Bill Healy Jr.



When the wind doesn't blow

Scott Weiser's column in the Tuesday Gazette concerning renewable energy highlighted one of its many drawbacks. That is its lack of reliability. It sounds wonderful to have 100 percent renewable energy, but what do we do when the wind doesn't blow?

I was reminded of this problem a couple weeks ago when I had the opportunity to drive across northern Illinois on three consecutive days. This was during the recent heat wave and the temperatures were in the low 90s and electric demand was likely at it peak. There is a large wind farm with at least 50 wind turbines but likely more. (It is hard to count them while driving.) On each of those three days, with soaring temperatures, not a single turbine was rotating. Why? Because there was absolutely no wind.

So in addition to paying for the cost of the turbines, ratepayers have to also pay the cost of enough "conventional" electricity production facilities to supply the peak electric demand. It makes no economic sense to burden ourselves with paying twice for electric generating capacity.

Someday we may be able to store electricity to overcome the lack of reliable wind or sunshine, but not in the near future.

Chuck Graham

Colorado Springs


Make foreign aid policies, not war

Wars such as the Syrian civil war clearly demonstrate the violence and danger present in the world today. For many people within the United States, it feels as if this violence threatens to overflow into our own country. Some believe that the only way to fight it is with military force, but fighting firepower with more firepower often prolongs or worsens the conflict, leading to even more shattered lives. Instead of using force and military might, foreign aid provides at least part of a solution. Foreign aid is much more cost effective than going to war, and it can save millions of lives while simultaneously increasing stability and sustainability in previously war torn areas.

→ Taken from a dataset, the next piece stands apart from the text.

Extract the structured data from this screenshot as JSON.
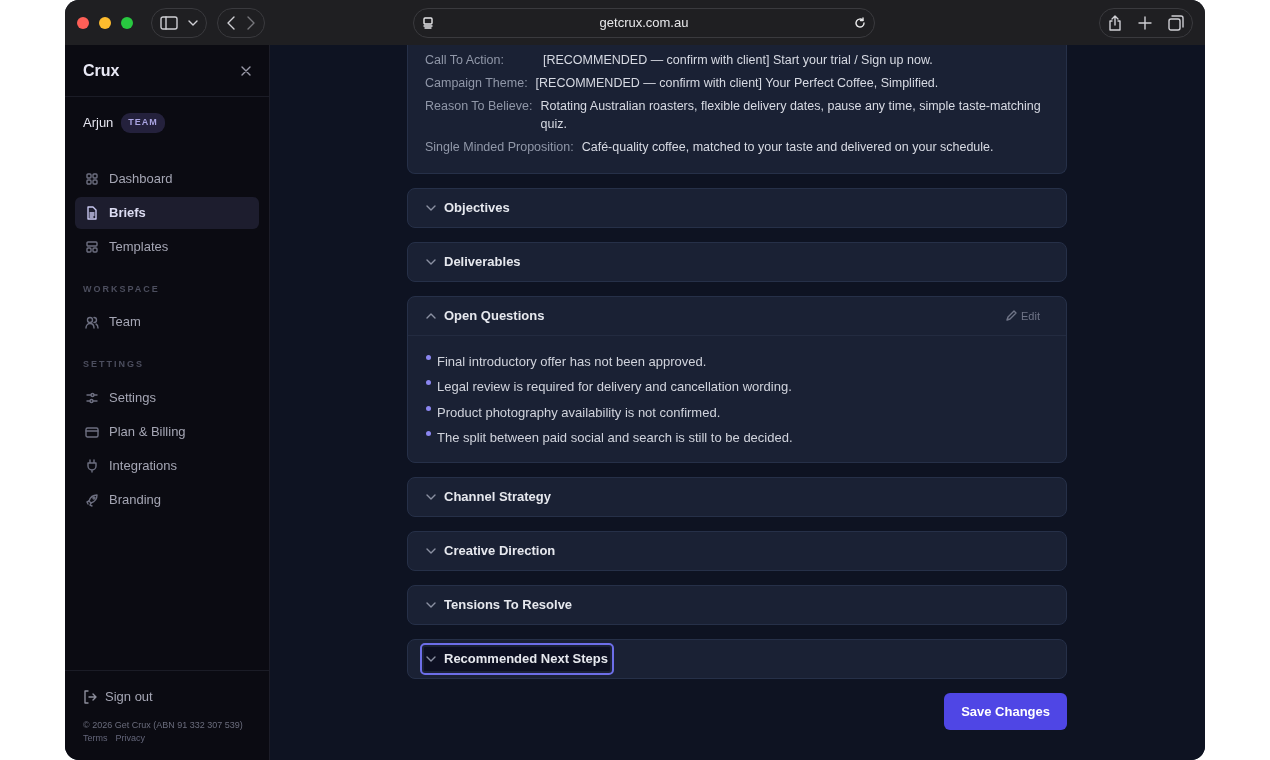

After WWII, the Marshal plan was an act of foreign aid meant "to promote world peace and the general welfare, national interest, and foreign policy of the United States" by giving money to rebuild the war torn economy in Europe. This was an act of giving meant to support American interests, not just a selfless, kindhearted action to get Europe back on its feet. A healthy economy in Europe meant a healthy economy in the United States, and the same is true today.

Foreign aid is an investment into the future of the United States and the rest of the world. It fosters peace as stability improves due to better living conditions. It also reduces poverty, improves health, and increases job opportunities and economic growth. The more foreign aid the U.S. gives, the more this country can expect to receive in return, so instead of increasing the military budget, already at 18 percent of U.S. spending, adding a small amount to the 1 percent of foreign aid spending would go a long way to making this world a better and safer place.

Rachel Lind

Colorado Springs


Protecting public lands

We appreciate your coverage of the outdoor recreation industry in Colorado and felt compelled to weigh in on an important issue facing our nation. The Arctic National Wildlife Refuge is one of the few truly unspoiled places in the United States, and here at Deuter USA, we think it should stay that way.

Protection of public lands is vital not only for the health of our ecosystems, but for the outdoor industry at large, which generates more than $28 billion annually in consumer spending in Colorado.

Most of us in the outdoor industry ended up here because of our strong connection to wild places. That's why our industry has always been a natural leader when it comes to conservation issues.

Opening the Arctic to energy development would set a dangerous precedent for public lands energy policy and does not promise a reward commensurate to the environmental toll that energy development would take.

Bill Hartrampf